Will (and When) Fallen Angels Grow Their Wings Back?
The dual shock of the negative economic effect of the COVID- 19 pandemic and the collapse in the oil markets has taken its toll on credit markets, leading to a spike in the number of fallen angels, or issuers downgraded to high-yield status from investment grade. Under such conditions, what are the kinds of risks and opportunities that would be assumed by investors who are either holding FA or would like to take advantage of the price dislocations that accompany such downgrades?
This year has witnessed more than US$131 billion worth of investment-grade (IG) bonds being downgraded to high-yield (HY) in the United States (US) and more than US$35 billion being downgraded in Europe, at a pace unseen in nearly two decades. The cumulative downgrades arising from these shocks are likely to exceed those experienced after the global financial crisis (GFC) by a wide margin. While recent actions by the US Federal Reserve (Fed) are supportive of credit markets in general and BBB- rated issuers in particular1 , the economic effects of the dual shock are deep and have the potential to affect both the affected sectors as well as credit markets broadly.
The nationally recognized statistical ratings organizations, most notably Moody’s, Standard & Poor’s and Fitch, are responsible for publishing independent assessments of the credit quality of bond issues, at the issuer’s expense. Their role in this current cycle is not to be underestimated: mass downgrades would rapidly raise the financing cost of credit-risky borrowers, which could further exacerbate the deterioration in credit markets.
With this background in mind, we seek to address the following investor concerns in relation to fallen angels (FA):
Magnitude of downgrade risks from FA in the US and European credit markets

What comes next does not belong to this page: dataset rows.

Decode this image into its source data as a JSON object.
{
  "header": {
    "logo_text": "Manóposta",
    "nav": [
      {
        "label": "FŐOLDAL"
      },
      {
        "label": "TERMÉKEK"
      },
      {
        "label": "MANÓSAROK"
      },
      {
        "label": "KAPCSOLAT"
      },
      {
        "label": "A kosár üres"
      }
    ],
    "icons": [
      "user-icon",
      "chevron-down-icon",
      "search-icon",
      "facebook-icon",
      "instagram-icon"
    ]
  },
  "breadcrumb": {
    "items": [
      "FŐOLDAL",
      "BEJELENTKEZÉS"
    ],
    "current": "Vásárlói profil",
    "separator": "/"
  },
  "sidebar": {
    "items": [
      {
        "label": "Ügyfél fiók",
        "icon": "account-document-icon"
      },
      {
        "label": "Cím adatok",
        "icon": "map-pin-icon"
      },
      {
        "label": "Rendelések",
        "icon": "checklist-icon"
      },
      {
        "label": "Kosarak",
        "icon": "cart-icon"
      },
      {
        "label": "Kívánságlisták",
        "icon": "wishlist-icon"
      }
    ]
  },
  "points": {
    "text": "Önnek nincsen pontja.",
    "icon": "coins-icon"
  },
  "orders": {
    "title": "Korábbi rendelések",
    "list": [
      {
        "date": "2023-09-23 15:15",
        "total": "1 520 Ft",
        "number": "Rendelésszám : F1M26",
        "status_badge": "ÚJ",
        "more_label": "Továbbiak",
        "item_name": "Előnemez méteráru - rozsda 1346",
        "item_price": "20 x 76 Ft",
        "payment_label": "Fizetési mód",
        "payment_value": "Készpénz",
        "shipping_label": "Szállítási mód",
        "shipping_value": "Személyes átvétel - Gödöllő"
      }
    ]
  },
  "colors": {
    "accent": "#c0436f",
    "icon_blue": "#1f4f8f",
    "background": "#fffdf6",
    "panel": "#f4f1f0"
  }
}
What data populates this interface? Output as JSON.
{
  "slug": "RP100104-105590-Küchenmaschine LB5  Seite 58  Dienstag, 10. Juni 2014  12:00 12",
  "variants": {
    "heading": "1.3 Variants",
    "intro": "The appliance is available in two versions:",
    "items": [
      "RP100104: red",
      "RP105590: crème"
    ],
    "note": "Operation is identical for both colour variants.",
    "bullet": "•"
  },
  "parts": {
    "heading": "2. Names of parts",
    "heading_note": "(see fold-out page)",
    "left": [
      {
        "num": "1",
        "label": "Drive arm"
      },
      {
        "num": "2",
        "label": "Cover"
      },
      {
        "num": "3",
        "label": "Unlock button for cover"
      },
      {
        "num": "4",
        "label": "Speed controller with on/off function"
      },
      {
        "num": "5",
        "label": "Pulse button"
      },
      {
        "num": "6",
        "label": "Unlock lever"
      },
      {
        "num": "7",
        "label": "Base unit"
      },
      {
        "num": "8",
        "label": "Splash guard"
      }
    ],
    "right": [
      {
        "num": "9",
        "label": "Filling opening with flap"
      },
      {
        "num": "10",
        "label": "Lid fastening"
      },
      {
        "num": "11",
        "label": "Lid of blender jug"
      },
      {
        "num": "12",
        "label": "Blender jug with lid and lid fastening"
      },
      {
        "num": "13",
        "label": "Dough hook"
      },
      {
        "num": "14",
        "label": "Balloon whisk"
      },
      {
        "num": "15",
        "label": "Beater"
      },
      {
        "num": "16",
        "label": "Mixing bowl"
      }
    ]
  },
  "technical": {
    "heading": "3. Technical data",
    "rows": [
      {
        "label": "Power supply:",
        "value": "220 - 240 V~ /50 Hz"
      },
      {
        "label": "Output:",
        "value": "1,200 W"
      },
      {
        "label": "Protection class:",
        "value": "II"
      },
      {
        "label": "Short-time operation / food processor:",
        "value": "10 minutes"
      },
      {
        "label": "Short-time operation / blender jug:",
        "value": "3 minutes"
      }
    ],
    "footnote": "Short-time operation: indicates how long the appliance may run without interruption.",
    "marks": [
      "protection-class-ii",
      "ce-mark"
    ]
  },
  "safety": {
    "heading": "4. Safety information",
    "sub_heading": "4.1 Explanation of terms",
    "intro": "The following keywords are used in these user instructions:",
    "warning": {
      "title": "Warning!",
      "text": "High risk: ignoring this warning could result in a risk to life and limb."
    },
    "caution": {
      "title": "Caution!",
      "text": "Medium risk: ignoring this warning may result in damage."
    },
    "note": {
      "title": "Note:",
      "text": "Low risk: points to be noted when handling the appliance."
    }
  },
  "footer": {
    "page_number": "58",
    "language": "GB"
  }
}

Industries facing potential credit downgrades and resultant risks to indices
FA opportunities for risk-tolerant investors
HY market’s ability to absorb record FA volumes
Profile of HY indices after absorbing substantial FA volumes
Managing FA risk in credit portfolios
Magnitude of Downgrade Risks From FA in the US and European Credit Markets
The precipitous decline in oil prices and the shutdown of economic activity in response to the health crisis have resulted in a rapid reassessment of credit risks. Estimates of the size of this risk vary widely and range from a low of US$115 billion to a high of US$350 billion2 , including US$131 billion and US$35 billion worth of IG bonds that have already fallen to HY status in the US and European credit markets, respectively. While the rating response function is hard to fully replicate, we use the credit spreads in the market to assess the quantum of this risk as spreads are an integral part of the rating response function. Using credit spreads as a guide implies that we view the credit markets as being largely efficient in assessing the risks to cash flows, which impact the ratings.